  67. ^ "Lymphatic Education and Research Network, Lymphedema Lymphatic Disease – Lymphatic Education & Research Network". Archived from the original on March 22, 2019. Retrieved March 23, 2019.
  68. ^ "Honorary Board – Lymphatic Education & Research Network". Archived from the original on March 24, 2019. Retrieved March 23, 2019.
  69. ^ "WebMD Recognizes Seven Cancer Innovators With Its Health Heroes Award – The ASCO Post". Archived from the original on August 2, 2020. Retrieved April 10, 2019.

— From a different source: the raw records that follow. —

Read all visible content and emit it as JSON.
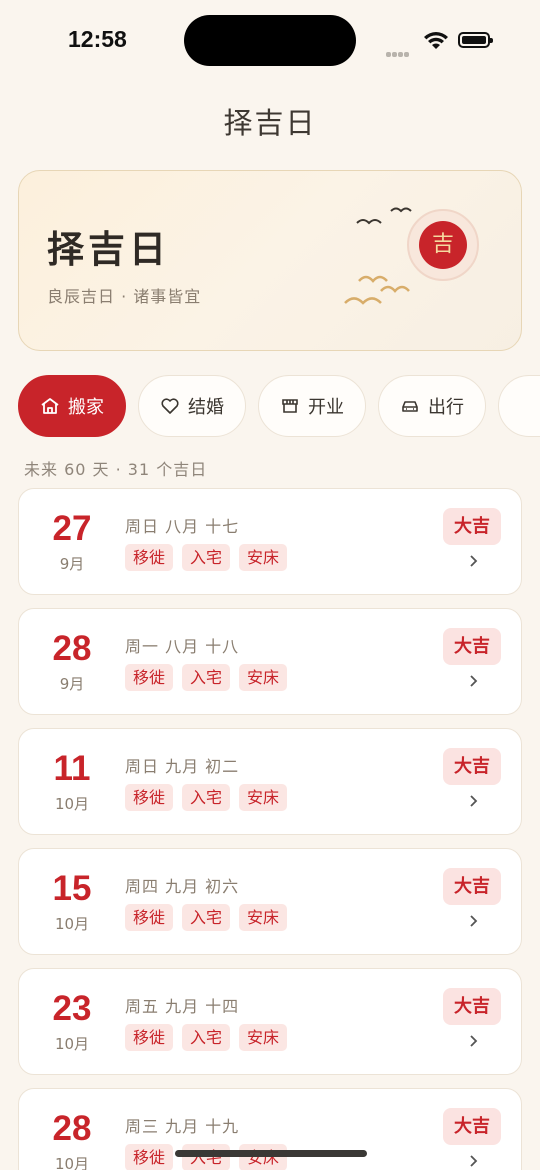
{
  "status": {
    "time": "12:58"
  },
  "nav": {
    "title": "择吉日"
  },
  "hero": {
    "title": "择吉日",
    "subtitle": "良辰吉日 · 诸事皆宜",
    "seal": "吉"
  },
  "categories": [
    {
      "label": "搬家",
      "icon": "house-icon",
      "active": true
    },
    {
      "label": "结婚",
      "icon": "heart-icon",
      "active": false
    },
    {
      "label": "开业",
      "icon": "shop-icon",
      "active": false
    },
    {
      "label": "出行",
      "icon": "car-icon",
      "active": false
    }
  ],
  "summary": "未来 60 天 · 31 个吉日",
  "days": [
    {
      "day": "27",
      "month": "9月",
      "lunar": "周日  八月 十七",
      "tags": [
        "移徙",
        "入宅",
        "安床"
      ],
      "badge": "大吉"
    },
    {
      "day": "28",
      "month": "9月",
      "lunar": "周一  八月 十八",
      "tags": [
        "移徙",
        "入宅",
        "安床"
      ],
      "badge": "大吉"
    },
    {
      "day": "11",
      "month": "10月",
      "lunar": "周日  九月 初二",
      "tags": [
        "移徙",
        "入宅",
        "安床"
      ],
      "badge": "大吉"
    },
    {
      "day": "15",
      "month": "10月",
      "lunar": "周四  九月 初六",
      "tags": [
        "移徙",
        "入宅",
        "安床"
      ],
      "badge": "大吉"
    },
    {
      "day": "23",
      "month": "10月",
      "lunar": "周五  九月 十四",
      "tags": [
        "移徙",
        "入宅",
        "安床"
      ],
      "badge": "大吉"
    },
    {
      "day": "28",
      "month": "10月",
      "lunar": "周三  九月 十九",
      "tags": [
        "移徙",
        "入宅",
        "安床"
      ],
      "badge": "大吉"
    }
  ],
  "colors": {
    "accent": "#c8242a",
    "background": "#faf5ee",
    "tag_bg": "#fbe6e3",
    "gold": "#d8ad6a"
  }
}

  70. ^ "49 Celebrities Honor 49 Victims of Orlando Tragedy". Archived from the original on August 23, 2016. Retrieved June 30, 2016.
  71. ^ Rothaus, Steve (June 12, 2016). "Pulse Orlando shooting scene a popular LGBT club where employees, patrons 'like family'". The Miami Herald. Archived from the original on June 15, 2016. Retrieved June 15, 2016.

External links

This page was last edited on 18 April 2024, at 03:42
Basis of this page is in Wikipedia. Text is available under the CC BY-SA 3.0 Unported License. Non-text media are available under their specified licenses. Wikipedia® is a registered trademark of the Wikimedia Foundation, Inc. WIKI 2 is an independent company and has no affiliation with Wikimedia Foundation.